**WHAT NEEDS TO BE DONE**
Nothing in the data should be left out or altered when it is retyped.

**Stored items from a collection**

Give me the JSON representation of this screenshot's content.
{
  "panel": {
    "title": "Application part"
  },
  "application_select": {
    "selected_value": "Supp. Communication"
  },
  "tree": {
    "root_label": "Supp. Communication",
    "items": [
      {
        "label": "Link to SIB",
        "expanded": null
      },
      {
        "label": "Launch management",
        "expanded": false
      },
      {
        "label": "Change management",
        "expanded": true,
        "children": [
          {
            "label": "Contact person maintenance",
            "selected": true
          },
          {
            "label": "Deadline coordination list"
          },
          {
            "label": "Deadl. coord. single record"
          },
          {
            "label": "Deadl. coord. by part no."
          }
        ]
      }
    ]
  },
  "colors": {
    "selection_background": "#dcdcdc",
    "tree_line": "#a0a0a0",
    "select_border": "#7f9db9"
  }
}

**RESPONSE BOX**
Give me the JSON representation of this screenshot's content.
{
  "panel": {
    "title": "Application part"
  },
  "application_select": {
    "selected_value": "Supp. Communication"
  },
  "tree": {
    "root_label": "Supp. Communication",
    "items": [
      {
        "label": "Link to SIB",
        "expanded": null
      },
      {
        "label": "Launch management",
        "expanded": false
      },
      {
        "label": "Change management",
        "expanded": true,
        "children": [
          {
            "label": "Contact person maintenance",
            "selected": true
          },
          {
            "label": "Deadline coordination list"
          },
          {
            "label": "Deadl. coord. single record"
          },
          {
            "label": "Deadl. coord. by part no."
          }
        ]
      }
    ]
  },
  "colors": {
    "selection_background": "#dcdcdc",
    "tree_line": "#a0a0a0",
    "select_border": "#7f9db9"
  }
}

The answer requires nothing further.